**Task data:**
——————

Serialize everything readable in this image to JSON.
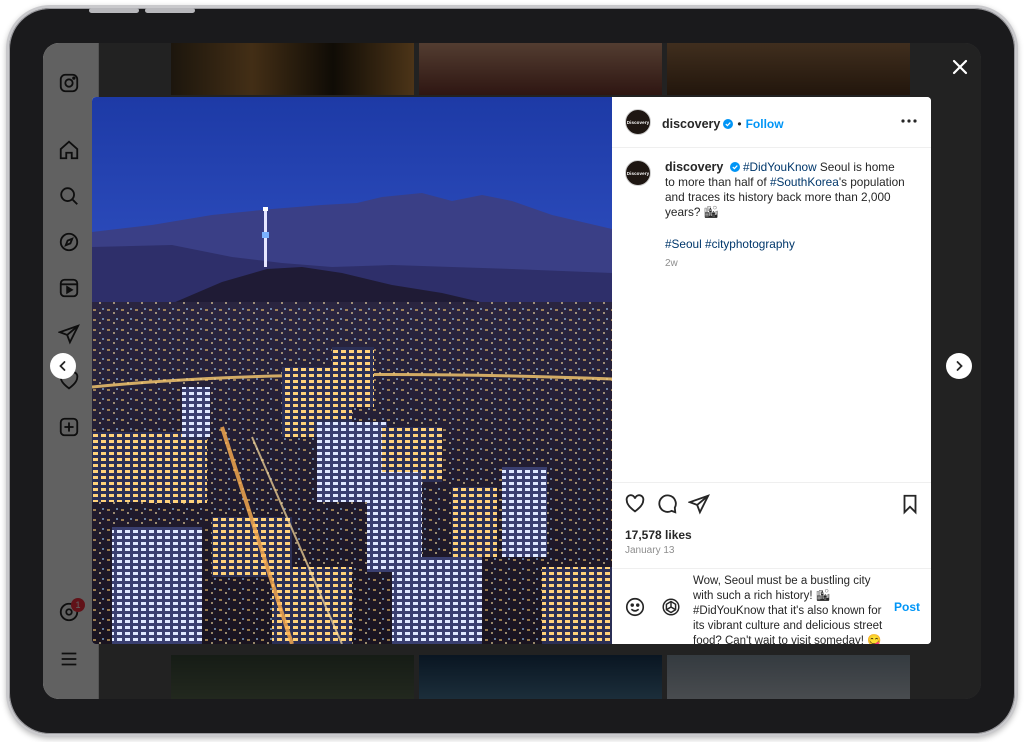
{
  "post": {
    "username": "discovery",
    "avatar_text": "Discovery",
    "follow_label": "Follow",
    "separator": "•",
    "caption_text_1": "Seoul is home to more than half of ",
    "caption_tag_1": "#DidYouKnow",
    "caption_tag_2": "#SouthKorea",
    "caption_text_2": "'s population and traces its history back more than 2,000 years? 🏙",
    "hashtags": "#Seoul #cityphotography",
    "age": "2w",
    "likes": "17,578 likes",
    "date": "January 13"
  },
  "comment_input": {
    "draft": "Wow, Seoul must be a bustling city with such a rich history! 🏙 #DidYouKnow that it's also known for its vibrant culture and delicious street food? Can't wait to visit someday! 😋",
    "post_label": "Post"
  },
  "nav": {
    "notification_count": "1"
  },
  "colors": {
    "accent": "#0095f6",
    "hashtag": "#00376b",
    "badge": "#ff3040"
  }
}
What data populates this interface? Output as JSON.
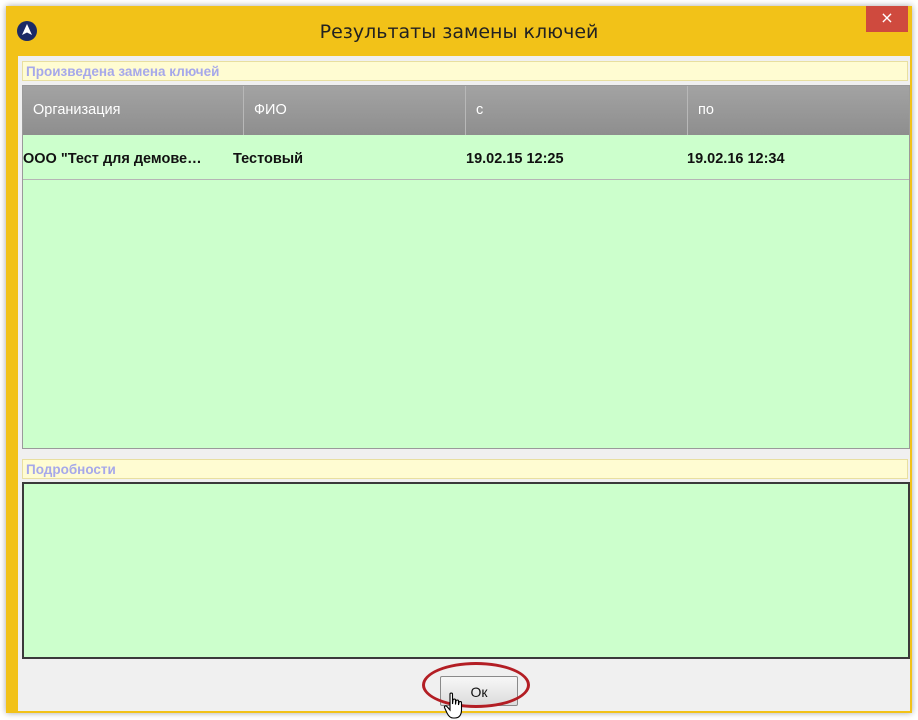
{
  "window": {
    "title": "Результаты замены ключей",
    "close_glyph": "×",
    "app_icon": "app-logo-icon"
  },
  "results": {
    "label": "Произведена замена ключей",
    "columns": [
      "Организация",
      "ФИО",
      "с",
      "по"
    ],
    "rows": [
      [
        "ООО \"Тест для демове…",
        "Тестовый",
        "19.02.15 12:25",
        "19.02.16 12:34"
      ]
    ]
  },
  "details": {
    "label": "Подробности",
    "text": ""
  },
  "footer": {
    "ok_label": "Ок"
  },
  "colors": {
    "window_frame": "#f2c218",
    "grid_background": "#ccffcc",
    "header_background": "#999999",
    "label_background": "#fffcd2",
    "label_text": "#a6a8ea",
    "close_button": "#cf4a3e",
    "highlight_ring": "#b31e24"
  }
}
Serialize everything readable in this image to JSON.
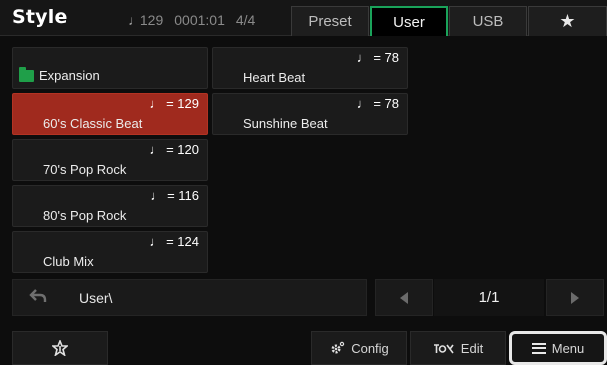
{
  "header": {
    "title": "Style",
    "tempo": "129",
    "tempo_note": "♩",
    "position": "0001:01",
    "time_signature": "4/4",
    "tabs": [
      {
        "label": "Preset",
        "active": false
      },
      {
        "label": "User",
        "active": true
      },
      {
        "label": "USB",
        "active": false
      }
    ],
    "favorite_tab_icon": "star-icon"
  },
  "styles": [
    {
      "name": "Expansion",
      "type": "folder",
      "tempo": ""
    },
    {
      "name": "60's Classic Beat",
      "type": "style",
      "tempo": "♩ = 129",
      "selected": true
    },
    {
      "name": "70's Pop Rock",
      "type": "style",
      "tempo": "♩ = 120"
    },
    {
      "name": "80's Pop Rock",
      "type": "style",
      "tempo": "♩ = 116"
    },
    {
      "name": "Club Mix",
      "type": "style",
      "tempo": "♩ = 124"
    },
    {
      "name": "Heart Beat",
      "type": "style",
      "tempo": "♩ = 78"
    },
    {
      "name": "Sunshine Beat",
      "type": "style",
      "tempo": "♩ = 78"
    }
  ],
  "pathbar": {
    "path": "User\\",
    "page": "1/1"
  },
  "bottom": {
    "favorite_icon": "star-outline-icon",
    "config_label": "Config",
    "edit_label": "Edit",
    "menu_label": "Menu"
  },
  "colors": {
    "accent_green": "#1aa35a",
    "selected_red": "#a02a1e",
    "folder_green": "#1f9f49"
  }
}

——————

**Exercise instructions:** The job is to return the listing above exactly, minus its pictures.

**Solved problem:**
Serialize everything readable in this image to JSON.
{
  "post": {
    "username": "discovery",
    "avatar_text": "Discovery",
    "follow_label": "Follow",
    "separator": "•",
    "caption_text_1": "Seoul is home to more than half of ",
    "caption_tag_1": "#DidYouKnow",
    "caption_tag_2": "#SouthKorea",
    "caption_text_2": "'s population and traces its history back more than 2,000 years? 🏙",
    "hashtags": "#Seoul #cityphotography",
    "age": "2w",
    "likes": "17,578 likes",
    "date": "January 13"
  },
  "comment_input": {
    "draft": "Wow, Seoul must be a bustling city with such a rich history! 🏙 #DidYouKnow that it's also known for its vibrant culture and delicious street food? Can't wait to visit someday! 😋",
    "post_label": "Post"
  },
  "nav": {
    "notification_count": "1"
  },
  "colors": {
    "accent": "#0095f6",
    "hashtag": "#00376b",
    "badge": "#ff3040"
  }
}
What data populates this interface? Output as JSON.
{
  "window": {
    "title": "Результаты замены ключей",
    "close_glyph": "×",
    "app_icon": "app-logo-icon"
  },
  "results": {
    "label": "Произведена замена ключей",
    "columns": [
      "Организация",
      "ФИО",
      "с",
      "по"
    ],
    "rows": [
      [
        "ООО \"Тест для демове…",
        "Тестовый",
        "19.02.15 12:25",
        "19.02.16 12:34"
      ]
    ]
  },
  "details": {
    "label": "Подробности",
    "text": ""
  },
  "footer": {
    "ok_label": "Ок"
  },
  "colors": {
    "window_frame": "#f2c218",
    "grid_background": "#ccffcc",
    "header_background": "#999999",
    "label_background": "#fffcd2",
    "label_text": "#a6a8ea",
    "close_button": "#cf4a3e",
    "highlight_ring": "#b31e24"
  }
}
Serialize everything readable in this image to JSON.
{
  "header": {
    "title": "Style",
    "tempo": "129",
    "tempo_note": "♩",
    "position": "0001:01",
    "time_signature": "4/4",
    "tabs": [
      {
        "label": "Preset",
        "active": false
      },
      {
        "label": "User",
        "active": true
      },
      {
        "label": "USB",
        "active": false
      }
    ],
    "favorite_tab_icon": "star-icon"
  },
  "styles": [
    {
      "name": "Expansion",
      "type": "folder",
      "tempo": ""
    },
    {
      "name": "60's Classic Beat",
      "type": "style",
      "tempo": "♩ = 129",
      "selected": true
    },
    {
      "name": "70's Pop Rock",
      "type": "style",
      "tempo": "♩ = 120"
    },
    {
      "name": "80's Pop Rock",
      "type": "style",
      "tempo": "♩ = 116"
    },
    {
      "name": "Club Mix",
      "type": "style",
      "tempo": "♩ = 124"
    },
    {
      "name": "Heart Beat",
      "type": "style",
      "tempo": "♩ = 78"
    },
    {
      "name": "Sunshine Beat",
      "type": "style",
      "tempo": "♩ = 78"
    }
  ],
  "pathbar": {
    "path": "User\\",
    "page": "1/1"
  },
  "bottom": {
    "favorite_icon": "star-outline-icon",
    "config_label": "Config",
    "edit_label": "Edit",
    "menu_label": "Menu"
  },
  "colors": {
    "accent_green": "#1aa35a",
    "selected_red": "#a02a1e",
    "folder_green": "#1f9f49"
  }
}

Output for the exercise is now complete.